The longer you have stayed married, the more intertwined your finances have become with your spouse’s. Married couples share bank accounts, paychecks and houses. You also probably plan to share retirement savings and plan to split the expenses when you live on a fixed income.

Those plans will obviously need to change when you file for divorce. You may find yourself wondering if your retirement savings are at risk in divorce proceedings. Especially if your employer offers benefits like contribution matching for your retirement savings account, the vast majority of retirement savings may be in an account related to your work and held in your name.

Do you get to keep your retirement saving as separate property in a Maryland divorce?

Retirement accounts and pensions are often marital property

While it is not the answer that people want to hear, the truth is that Maryland frequently treats retirement accounts as shared or marital property. A part of the account may be separate property owned by one spouse. The contributions that you and your employer made prior to marriage will remain solely yours.

However, any amount earned or deposited during the marriage is marital property subject to division under state law. In some cases, the courts may expect you to divide the account. Other times, you just have to factor the value of the marital portion of your retirement savings into property division decisions.
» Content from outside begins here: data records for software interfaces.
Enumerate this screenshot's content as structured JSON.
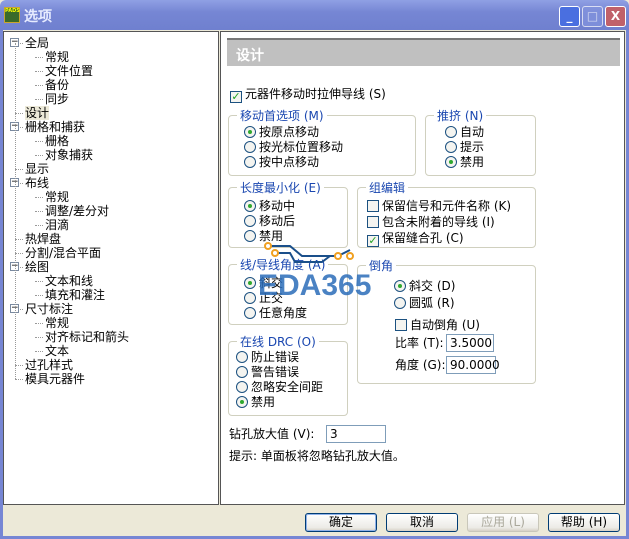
{
  "window": {
    "title": "选项",
    "icon_text": "PADS",
    "minimize": "_",
    "maximize": "□",
    "close": "X"
  },
  "tree": [
    {
      "label": "全局",
      "level": 0,
      "expanded": true
    },
    {
      "label": "常规",
      "level": 1
    },
    {
      "label": "文件位置",
      "level": 1
    },
    {
      "label": "备份",
      "level": 1
    },
    {
      "label": "同步",
      "level": 1
    },
    {
      "label": "设计",
      "level": 0,
      "selected": true
    },
    {
      "label": "栅格和捕获",
      "level": 0,
      "expanded": true
    },
    {
      "label": "栅格",
      "level": 1
    },
    {
      "label": "对象捕获",
      "level": 1
    },
    {
      "label": "显示",
      "level": 0
    },
    {
      "label": "布线",
      "level": 0,
      "expanded": true
    },
    {
      "label": "常规",
      "level": 1
    },
    {
      "label": "调整/差分对",
      "level": 1
    },
    {
      "label": "泪滴",
      "level": 1
    },
    {
      "label": "热焊盘",
      "level": 0
    },
    {
      "label": "分割/混合平面",
      "level": 0
    },
    {
      "label": "绘图",
      "level": 0,
      "expanded": true
    },
    {
      "label": "文本和线",
      "level": 1
    },
    {
      "label": "填充和灌注",
      "level": 1
    },
    {
      "label": "尺寸标注",
      "level": 0,
      "expanded": true
    },
    {
      "label": "常规",
      "level": 1
    },
    {
      "label": "对齐标记和箭头",
      "level": 1
    },
    {
      "label": "文本",
      "level": 1
    },
    {
      "label": "过孔样式",
      "level": 0
    },
    {
      "label": "模具元器件",
      "level": 0
    }
  ],
  "page": {
    "header": "设计",
    "stretch": {
      "label": "元器件移动时拉伸导线 (S)",
      "checked": true
    },
    "move_pref": {
      "title": "移动首选项 (M)",
      "options": [
        "按原点移动",
        "按光标位置移动",
        "按中点移动"
      ],
      "selected": 0
    },
    "push": {
      "title": "推挤 (N)",
      "options": [
        "自动",
        "提示",
        "禁用"
      ],
      "selected": 2
    },
    "length_min": {
      "title": "长度最小化 (E)",
      "options": [
        "移动中",
        "移动后",
        "禁用"
      ],
      "selected": 0
    },
    "group_edit": {
      "title": "组编辑",
      "options": [
        {
          "label": "保留信号和元件名称 (K)",
          "checked": false
        },
        {
          "label": "包含未附着的导线 (I)",
          "checked": false
        },
        {
          "label": "保留缝合孔 (C)",
          "checked": true
        }
      ]
    },
    "line_angle": {
      "title": "线/导线角度 (A)",
      "options": [
        "斜交",
        "正交",
        "任意角度"
      ],
      "selected": 0
    },
    "chamfer": {
      "title": "倒角",
      "options": [
        "斜交 (D)",
        "圆弧 (R)"
      ],
      "selected": 0,
      "auto_label": "自动倒角 (U)",
      "auto_checked": false,
      "ratio_label": "比率 (T):",
      "ratio": "3.5000",
      "angle_label": "角度 (G):",
      "angle": "90.0000"
    },
    "drc": {
      "title": "在线 DRC (O)",
      "options": [
        "防止错误",
        "警告错误",
        "忽略安全间距",
        "禁用"
      ],
      "selected": 3
    },
    "drill_label": "钻孔放大值 (V):",
    "drill_value": "3",
    "hint": "提示: 单面板将忽略钻孔放大值。"
  },
  "buttons": {
    "ok": "确定",
    "cancel": "取消",
    "apply": "应用 (L)",
    "help": "帮助 (H)"
  },
  "watermark": "EDA365"
}
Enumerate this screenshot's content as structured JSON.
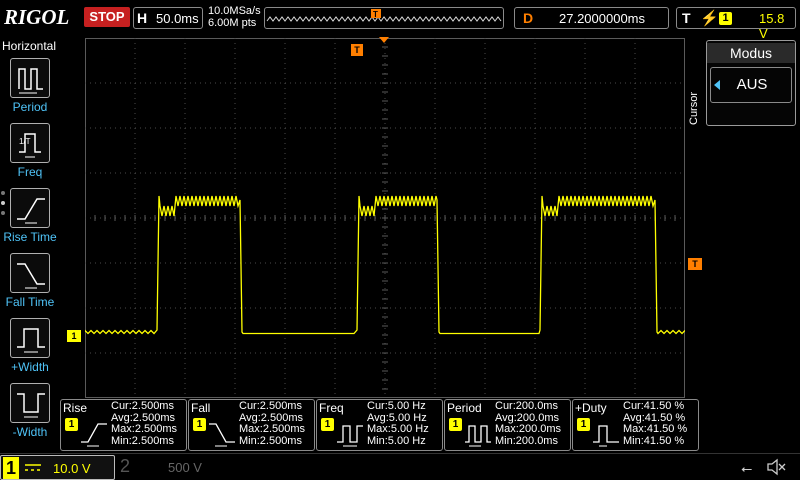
{
  "topbar": {
    "logo": "RIGOL",
    "run_state": "STOP",
    "horizontal_label": "H",
    "timebase": "50.0ms",
    "sample_rate": "10.0MSa/s",
    "memory_depth": "6.00M pts",
    "delay_label": "D",
    "delay_value": "27.2000000ms",
    "trigger_label": "T",
    "trigger_edge_icon": "rising-edge-icon",
    "trigger_source": "1",
    "trigger_level": "15.8 V"
  },
  "left_menu": {
    "heading": "Horizontal",
    "items": [
      {
        "label": "Period",
        "icon": "period-icon"
      },
      {
        "label": "Freq",
        "icon": "frequency-icon"
      },
      {
        "label": "Rise Time",
        "icon": "rise-time-icon"
      },
      {
        "label": "Fall Time",
        "icon": "fall-time-icon"
      },
      {
        "label": "+Width",
        "icon": "positive-width-icon"
      },
      {
        "label": "-Width",
        "icon": "negative-width-icon"
      }
    ]
  },
  "markers": {
    "trigger_position": "T",
    "trigger_level": "T",
    "ch1_ground": "1"
  },
  "right_panel": {
    "side_label": "Cursor",
    "title": "Modus",
    "value": "AUS"
  },
  "measurements": [
    {
      "name": "Rise",
      "channel": "1",
      "icon": "rise-icon",
      "cur": "Cur:2.500ms",
      "avg": "Avg:2.500ms",
      "max": "Max:2.500ms",
      "min": "Min:2.500ms"
    },
    {
      "name": "Fall",
      "channel": "1",
      "icon": "fall-icon",
      "cur": "Cur:2.500ms",
      "avg": "Avg:2.500ms",
      "max": "Max:2.500ms",
      "min": "Min:2.500ms"
    },
    {
      "name": "Freq",
      "channel": "1",
      "icon": "freq-icon",
      "cur": "Cur:5.00 Hz",
      "avg": "Avg:5.00 Hz",
      "max": "Max:5.00 Hz",
      "min": "Min:5.00 Hz"
    },
    {
      "name": "Period",
      "channel": "1",
      "icon": "period-icon",
      "cur": "Cur:200.0ms",
      "avg": "Avg:200.0ms",
      "max": "Max:200.0ms",
      "min": "Min:200.0ms"
    },
    {
      "name": "+Duty",
      "channel": "1",
      "icon": "duty-icon",
      "cur": "Cur:41.50 %",
      "avg": "Avg:41.50 %",
      "max": "Max:41.50 %",
      "min": "Min:41.50 %"
    }
  ],
  "bottombar": {
    "ch1_number": "1",
    "ch1_scale": "10.0 V",
    "ch2_number": "2",
    "ch2_scale": "500 V",
    "usb_icon": "usb-icon",
    "sound_icon": "mute-icon"
  },
  "colors": {
    "ch1": "#ffff00",
    "trigger": "#ff7f00",
    "accent": "#4fc3f7",
    "stop": "#c62020"
  }
}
If you do have to divide the actual account, you can at least use a qualified domestic relations order (QDRO) that will help you avoid the taxes and early withdrawal penalties you might otherwise have to pay.

You can avoid splitting the account in some situations

Many couples manage to settle their property division matters outside of court, which means they only need a judge to approve the way they split their property rather than to make decisions about how to do so. You could potentially reach an agreement with your ex that allows you to retain the retirement account or pension, but you will likely have to offer them something that is a priority from their perspective in your divorce.

Understanding the rules that apply when dividing your biggest asset can help you negotiate a better outcome in your divorce.